▸ WORK REQUIRED
Please count the lines of the data that contain "value" and state only the total.

*** Opening MATERIAL PROVIDED ***

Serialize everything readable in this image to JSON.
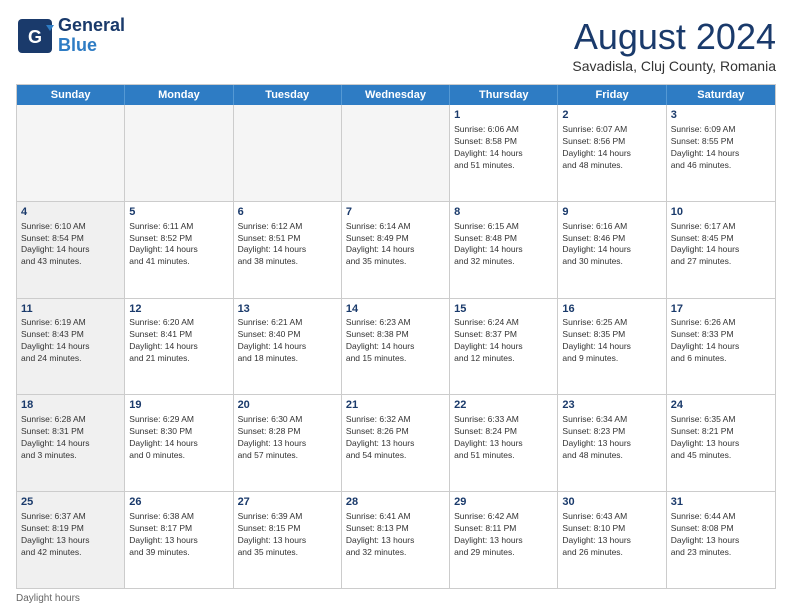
{
  "logo": {
    "general": "General",
    "blue": "Blue"
  },
  "title": "August 2024",
  "location": "Savadisla, Cluj County, Romania",
  "days_header": [
    "Sunday",
    "Monday",
    "Tuesday",
    "Wednesday",
    "Thursday",
    "Friday",
    "Saturday"
  ],
  "footer_note": "Daylight hours",
  "weeks": [
    [
      {
        "day": "",
        "info": "",
        "shaded": true
      },
      {
        "day": "",
        "info": "",
        "shaded": true
      },
      {
        "day": "",
        "info": "",
        "shaded": true
      },
      {
        "day": "",
        "info": "",
        "shaded": true
      },
      {
        "day": "1",
        "info": "Sunrise: 6:06 AM\nSunset: 8:58 PM\nDaylight: 14 hours\nand 51 minutes.",
        "shaded": false
      },
      {
        "day": "2",
        "info": "Sunrise: 6:07 AM\nSunset: 8:56 PM\nDaylight: 14 hours\nand 48 minutes.",
        "shaded": false
      },
      {
        "day": "3",
        "info": "Sunrise: 6:09 AM\nSunset: 8:55 PM\nDaylight: 14 hours\nand 46 minutes.",
        "shaded": false
      }
    ],
    [
      {
        "day": "4",
        "info": "Sunrise: 6:10 AM\nSunset: 8:54 PM\nDaylight: 14 hours\nand 43 minutes.",
        "shaded": true
      },
      {
        "day": "5",
        "info": "Sunrise: 6:11 AM\nSunset: 8:52 PM\nDaylight: 14 hours\nand 41 minutes.",
        "shaded": false
      },
      {
        "day": "6",
        "info": "Sunrise: 6:12 AM\nSunset: 8:51 PM\nDaylight: 14 hours\nand 38 minutes.",
        "shaded": false
      },
      {
        "day": "7",
        "info": "Sunrise: 6:14 AM\nSunset: 8:49 PM\nDaylight: 14 hours\nand 35 minutes.",
        "shaded": false
      },
      {
        "day": "8",
        "info": "Sunrise: 6:15 AM\nSunset: 8:48 PM\nDaylight: 14 hours\nand 32 minutes.",
        "shaded": false
      },
      {
        "day": "9",
        "info": "Sunrise: 6:16 AM\nSunset: 8:46 PM\nDaylight: 14 hours\nand 30 minutes.",
        "shaded": false
      },
      {
        "day": "10",
        "info": "Sunrise: 6:17 AM\nSunset: 8:45 PM\nDaylight: 14 hours\nand 27 minutes.",
        "shaded": false
      }
    ],
    [
      {
        "day": "11",
        "info": "Sunrise: 6:19 AM\nSunset: 8:43 PM\nDaylight: 14 hours\nand 24 minutes.",
        "shaded": true
      },
      {
        "day": "12",
        "info": "Sunrise: 6:20 AM\nSunset: 8:41 PM\nDaylight: 14 hours\nand 21 minutes.",
        "shaded": false
      },
      {
        "day": "13",
        "info": "Sunrise: 6:21 AM\nSunset: 8:40 PM\nDaylight: 14 hours\nand 18 minutes.",
        "shaded": false
      },
      {
        "day": "14",
        "info": "Sunrise: 6:23 AM\nSunset: 8:38 PM\nDaylight: 14 hours\nand 15 minutes.",
        "shaded": false
      },
      {
        "day": "15",
        "info": "Sunrise: 6:24 AM\nSunset: 8:37 PM\nDaylight: 14 hours\nand 12 minutes.",
        "shaded": false
      },
      {
        "day": "16",
        "info": "Sunrise: 6:25 AM\nSunset: 8:35 PM\nDaylight: 14 hours\nand 9 minutes.",
        "shaded": false
      },
      {
        "day": "17",
        "info": "Sunrise: 6:26 AM\nSunset: 8:33 PM\nDaylight: 14 hours\nand 6 minutes.",
        "shaded": false
      }
    ],
    [
      {
        "day": "18",
        "info": "Sunrise: 6:28 AM\nSunset: 8:31 PM\nDaylight: 14 hours\nand 3 minutes.",
        "shaded": true
      },
      {
        "day": "19",
        "info": "Sunrise: 6:29 AM\nSunset: 8:30 PM\nDaylight: 14 hours\nand 0 minutes.",
        "shaded": false
      },
      {
        "day": "20",
        "info": "Sunrise: 6:30 AM\nSunset: 8:28 PM\nDaylight: 13 hours\nand 57 minutes.",
        "shaded": false
      },
      {
        "day": "21",
        "info": "Sunrise: 6:32 AM\nSunset: 8:26 PM\nDaylight: 13 hours\nand 54 minutes.",
        "shaded": false
      },
      {
        "day": "22",
        "info": "Sunrise: 6:33 AM\nSunset: 8:24 PM\nDaylight: 13 hours\nand 51 minutes.",
        "shaded": false
      },
      {
        "day": "23",
        "info": "Sunrise: 6:34 AM\nSunset: 8:23 PM\nDaylight: 13 hours\nand 48 minutes.",
        "shaded": false
      },
      {
        "day": "24",
        "info": "Sunrise: 6:35 AM\nSunset: 8:21 PM\nDaylight: 13 hours\nand 45 minutes.",
        "shaded": false
      }
    ],
    [
      {
        "day": "25",
        "info": "Sunrise: 6:37 AM\nSunset: 8:19 PM\nDaylight: 13 hours\nand 42 minutes.",
        "shaded": true
      },
      {
        "day": "26",
        "info": "Sunrise: 6:38 AM\nSunset: 8:17 PM\nDaylight: 13 hours\nand 39 minutes.",
        "shaded": false
      },
      {
        "day": "27",
        "info": "Sunrise: 6:39 AM\nSunset: 8:15 PM\nDaylight: 13 hours\nand 35 minutes.",
        "shaded": false
      },
      {
        "day": "28",
        "info": "Sunrise: 6:41 AM\nSunset: 8:13 PM\nDaylight: 13 hours\nand 32 minutes.",
        "shaded": false
      },
      {
        "day": "29",
        "info": "Sunrise: 6:42 AM\nSunset: 8:11 PM\nDaylight: 13 hours\nand 29 minutes.",
        "shaded": false
      },
      {
        "day": "30",
        "info": "Sunrise: 6:43 AM\nSunset: 8:10 PM\nDaylight: 13 hours\nand 26 minutes.",
        "shaded": false
      },
      {
        "day": "31",
        "info": "Sunrise: 6:44 AM\nSunset: 8:08 PM\nDaylight: 13 hours\nand 23 minutes.",
        "shaded": false
      }
    ]
  ]
}
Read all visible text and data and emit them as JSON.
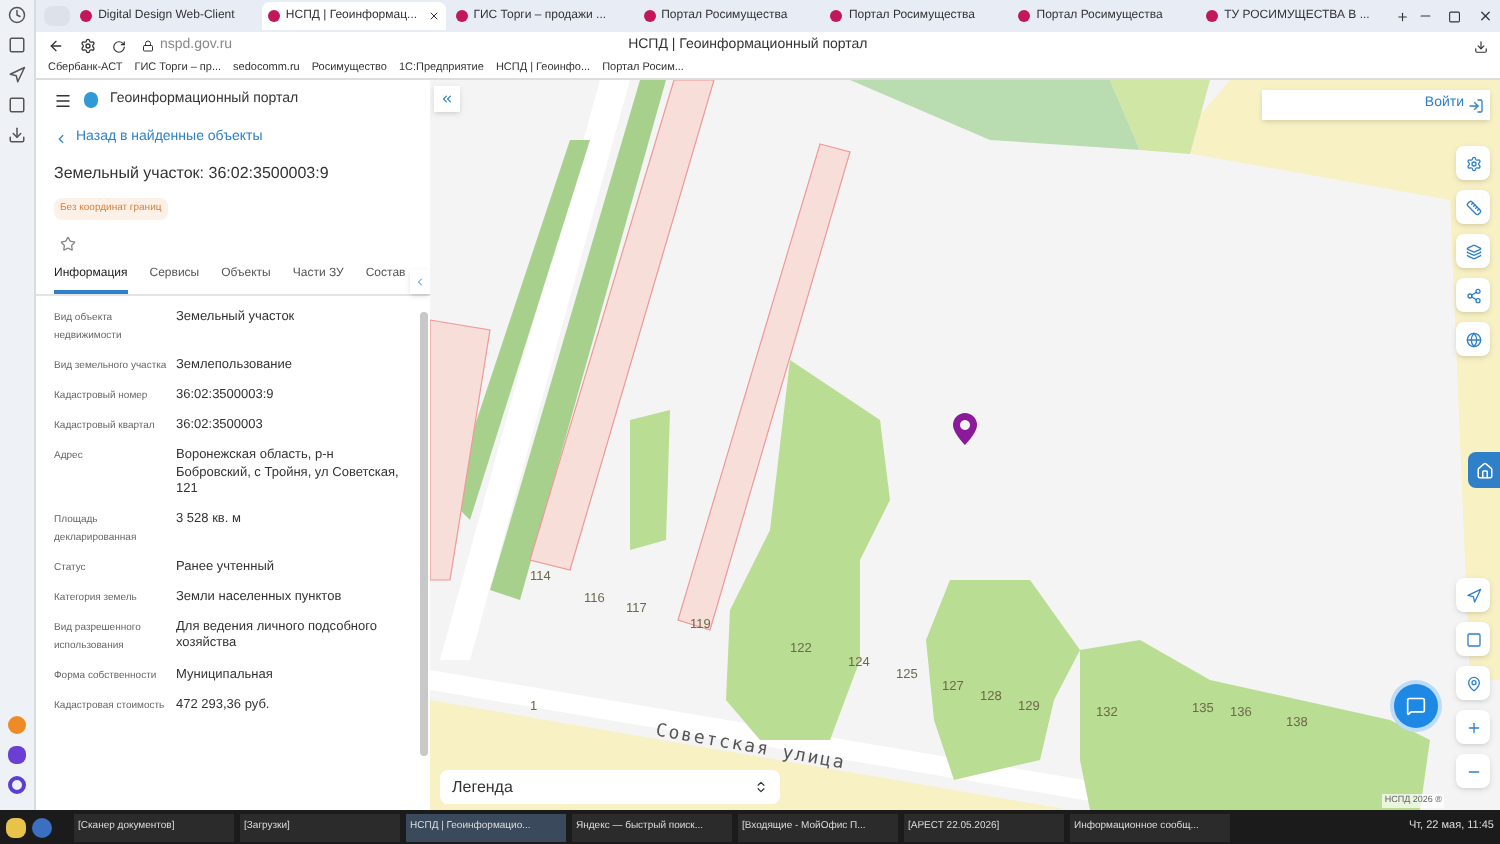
{
  "browser": {
    "tabs": [
      {
        "title": "Digital Design Web-Client",
        "selected": false
      },
      {
        "title": "НСПД | Геоинформац...",
        "selected": true
      },
      {
        "title": "ГИС Торги – продажи ...",
        "selected": false
      },
      {
        "title": "Портал Росимущества",
        "selected": false
      },
      {
        "title": "Портал Росимущества",
        "selected": false
      },
      {
        "title": "Портал Росимущества",
        "selected": false
      },
      {
        "title": "ТУ РОСИМУЩЕСТВА В ...",
        "selected": false
      }
    ],
    "address": "nspd.gov.ru",
    "page_title": "НСПД | Геоинформационный портал",
    "bookmarks": [
      "Сбербанк-АСТ",
      "ГИС Торги – пр...",
      "sedocomm.ru",
      "Росимущество",
      "1С:Предприятие",
      "НСПД | Геоинфо...",
      "Портал Росим..."
    ]
  },
  "panel": {
    "portal_name": "Геоинформационный портал",
    "back_link": "Назад в найденные объекты",
    "title": "Земельный участок: 36:02:3500003:9",
    "badge": "Без координат границ",
    "tabs": [
      {
        "label": "Информация",
        "selected": true
      },
      {
        "label": "Сервисы",
        "selected": false
      },
      {
        "label": "Объекты",
        "selected": false
      },
      {
        "label": "Части ЗУ",
        "selected": false
      },
      {
        "label": "Состав",
        "selected": false
      }
    ],
    "rows": [
      {
        "label": "Вид объекта недвижимости",
        "value": "Земельный участок"
      },
      {
        "label": "Вид земельного участка",
        "value": "Землепользование"
      },
      {
        "label": "Кадастровый номер",
        "value": "36:02:3500003:9"
      },
      {
        "label": "Кадастровый квартал",
        "value": "36:02:3500003"
      },
      {
        "label": "Адрес",
        "value": "Воронежская область, р-н Бобровский, с Тройня, ул Советская, 121"
      },
      {
        "label": "Площадь декларированная",
        "value": "3 528 кв. м"
      },
      {
        "label": "Статус",
        "value": "Ранее учтенный"
      },
      {
        "label": "Категория земель",
        "value": "Земли населенных пунктов"
      },
      {
        "label": "Вид разрешенного использования",
        "value": "Для ведения личного подсобного хозяйства"
      },
      {
        "label": "Форма собственности",
        "value": "Муниципальная"
      },
      {
        "label": "Кадастровая стоимость",
        "value": "472 293,36 руб."
      }
    ]
  },
  "map": {
    "login_button": "Войти",
    "house_numbers": [
      "114",
      "116",
      "117",
      "119",
      "122",
      "124",
      "125",
      "127",
      "128",
      "129",
      "132",
      "135",
      "136",
      "138",
      "1"
    ],
    "street": "Советская улица",
    "legend": "Легенда",
    "attribution": "НСПД 2026 ®"
  },
  "taskbar": {
    "items": [
      {
        "title": "[Сканер документов]",
        "selected": false
      },
      {
        "title": "[Загрузки]",
        "selected": false
      },
      {
        "title": "НСПД | Геоинформацио...",
        "selected": true
      },
      {
        "title": "Яндекс — быстрый поиск...",
        "selected": false
      },
      {
        "title": "[Входящие - МойОфис П...",
        "selected": false
      },
      {
        "title": "[АРЕСТ 22.05.2026]",
        "selected": false
      },
      {
        "title": "Информационное сообщ...",
        "selected": false
      }
    ],
    "clock": "Чт, 22 мая, 11:45"
  }
}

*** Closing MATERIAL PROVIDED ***

▸ SOLUTION TO THIS PROBLEM
11